Goal of the exercise: Pick out each line of the records in which the word "Insert" appears.

Material for this exercise:
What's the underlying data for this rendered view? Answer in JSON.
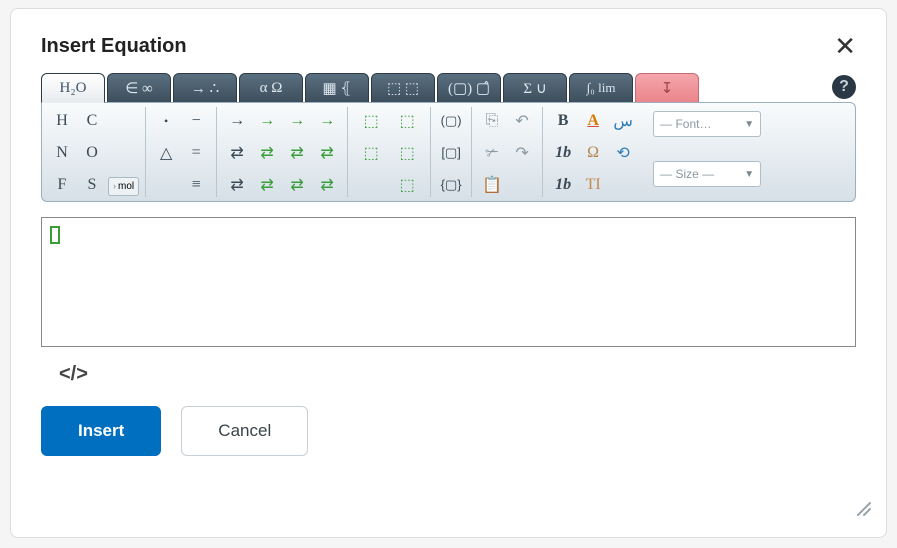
{
  "dialog": {
    "title": "Insert Equation",
    "close": "✕"
  },
  "tabs": {
    "t0": "H₂O",
    "t1": "∈ ∞",
    "t2": "→ ∴",
    "t3": "α Ω",
    "t4": "▦ ⦃",
    "t5": "⬚ ⬚",
    "t6": "(▢) ▢̂",
    "t7": "Σ ∪",
    "t8": "∫₀ lim",
    "t9": "↧"
  },
  "help": "?",
  "ribbon": {
    "g1": {
      "r1c1": "H",
      "r2c1": "N",
      "r3c1": "F",
      "r1c2": "C",
      "r2c2": "O",
      "r3c2": "S"
    },
    "mol": "mol",
    "g2": {
      "dot": "•",
      "tri": "△",
      "minus": "−",
      "eq": "=",
      "equiv": "≡"
    },
    "g3": {
      "r1": "→",
      "r2": "⇄",
      "r3": "⇄",
      "r4": "→",
      "r5": "⇄",
      "r6": "⇄",
      "r7": "→",
      "r8": "⇄",
      "r9": "⇄",
      "r10": "→",
      "r11": "⇄",
      "r12": "⇄"
    },
    "g4": {
      "a": "⬚",
      "b": "⬚",
      "c": "⬚",
      "d": "⬚",
      "e": "⬚"
    },
    "g5": {
      "p1": "(▢)",
      "p2": "[▢]",
      "p3": "{▢}"
    },
    "g6": {
      "copy": "⎘",
      "cut": "✃",
      "paste": "📋",
      "undo": "↶",
      "redo": "↷"
    },
    "g7": {
      "bold": "B",
      "color": "A",
      "oneb": "1b",
      "onebitalic": "1b",
      "omega": "Ω",
      "TI": "TI",
      "rtl": "س",
      "cycle": "⟲"
    },
    "font_placeholder": "— Font…",
    "size_placeholder": "— Size —"
  },
  "editor": {
    "content": ""
  },
  "code_toggle": "</>",
  "buttons": {
    "insert": "Insert",
    "cancel": "Cancel"
  }
}
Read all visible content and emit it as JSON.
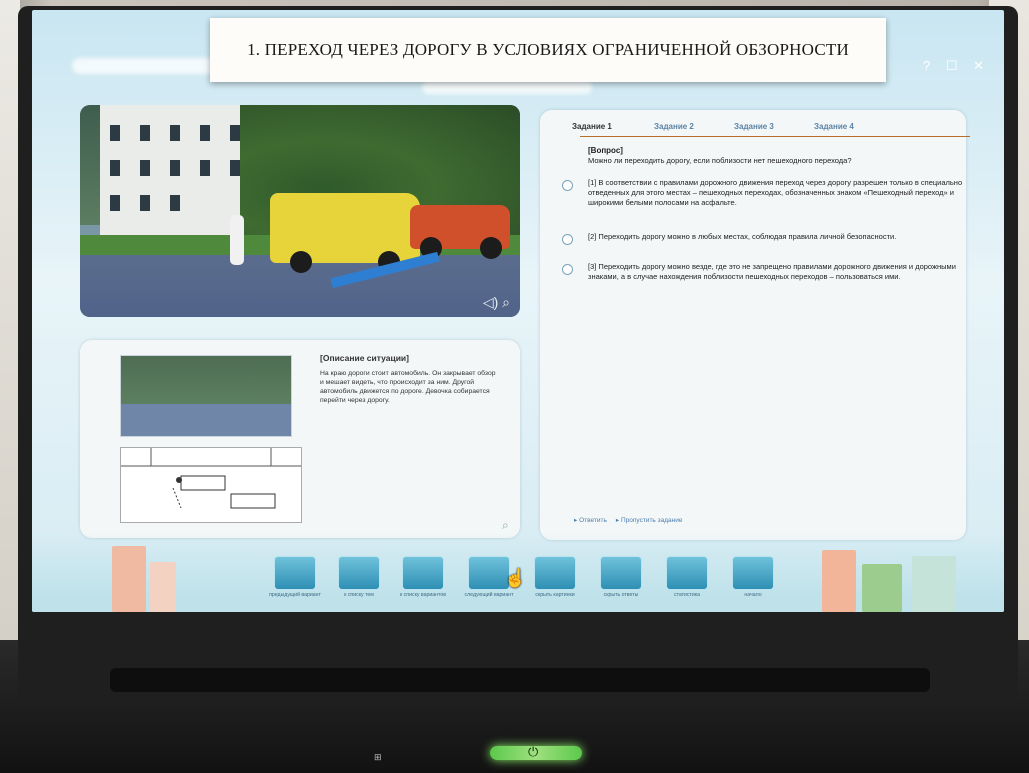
{
  "title": "1. ПЕРЕХОД ЧЕРЕЗ ДОРОГУ В УСЛОВИЯХ ОГРАНИЧЕННОЙ ОБЗОРНОСТИ",
  "window_controls": "? ☐ ✕",
  "tabs": [
    "Задание 1",
    "Задание 2",
    "Задание 3",
    "Задание 4"
  ],
  "question": {
    "label": "[Вопрос]",
    "text": "Можно ли переходить дорогу, если поблизости нет пешеходного перехода?"
  },
  "options": [
    "[1] В соответствии с правилами дорожного движения переход через дорогу разрешен только в специально отведенных для этого местах – пешеходных переходах, обозначенных знаком «Пешеходный переход» и широкими белыми полосами на асфальте.",
    "[2] Переходить дорогу можно в любых местах, соблюдая правила личной безопасности.",
    "[3] Переходить дорогу можно везде, где это не запрещено правилами дорожного движения и дорожными знаками, а в случае нахождения поблизости пешеходных переходов – пользоваться ими."
  ],
  "situation": {
    "label": "[Описание ситуации]",
    "text": "На краю дороги стоит автомобиль. Он закрывает обзор и мешает видеть, что происходит за ним. Другой автомобиль движется по дороге. Девочка собирается перейти через дорогу."
  },
  "actions": [
    "Ответить",
    "Пропустить задание"
  ],
  "nav_labels": [
    "предыдущий вариант",
    "к списку тем",
    "к списку вариантов",
    "следующий вариант",
    "скрыть картинки",
    "скрыть ответы",
    "статистика",
    "начало"
  ],
  "colors": {
    "accent": "#2e8fb4",
    "tab_line": "#b66f2b",
    "power_led": "#5bc94b"
  }
}
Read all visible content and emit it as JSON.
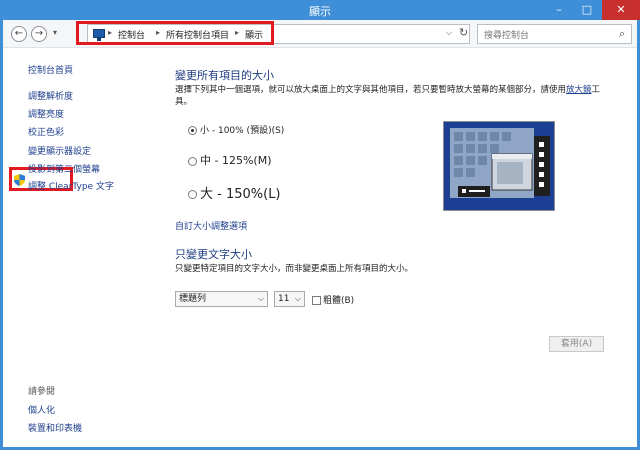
{
  "window": {
    "title": "顯示",
    "minimize_glyph": "–",
    "maximize_glyph": "□",
    "close_glyph": "✕"
  },
  "nav": {
    "back_glyph": "←",
    "forward_glyph": "→",
    "recent_glyph": "▾",
    "breadcrumb": [
      "控制台",
      "所有控制台項目",
      "顯示"
    ],
    "separator": "▸",
    "dropdown_glyph": "⌵",
    "refresh_glyph": "↻",
    "search_placeholder": "搜尋控制台",
    "search_glyph": "⌕"
  },
  "sidebar": {
    "links": [
      "控制台首頁",
      "調整解析度",
      "調整亮度",
      "校正色彩",
      "變更顯示器設定",
      "投影到第二個螢幕",
      "調整 ClearType 文字"
    ],
    "see_also_label": "請參閱",
    "see_also_links": [
      "個人化",
      "裝置和印表機"
    ]
  },
  "main": {
    "heading1": "變更所有項目的大小",
    "desc1": "選擇下列其中一個選項，就可以放大桌面上的文字與其他項目，若只要暫時放大螢幕的某個部分，請使用",
    "desc1_link": "放大鏡",
    "desc1_tail": "工具。",
    "options": [
      {
        "label": "小 - 100% (預設)(S)",
        "checked": true
      },
      {
        "label": "中 - 125%(M)",
        "checked": false
      },
      {
        "label": "大 - 150%(L)",
        "checked": false
      }
    ],
    "custom_link": "自訂大小調整選項",
    "heading2": "只變更文字大小",
    "desc2": "只變更特定項目的文字大小，而非變更桌面上所有項目的大小。",
    "item_select": "標題列",
    "size_select": "11",
    "bold_label": "粗體(B)",
    "dropdown_glyph": "⌵",
    "apply_label": "套用(A)"
  },
  "colors": {
    "titlebar": "#3f8fd8",
    "link": "#1f3f8e",
    "heading": "#1e3d80",
    "highlight": "#e21b22",
    "preview_bg": "#1d3f93"
  }
}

Answer to this exercise:
    "title": "Insert Equation",
    "insert": "Insert",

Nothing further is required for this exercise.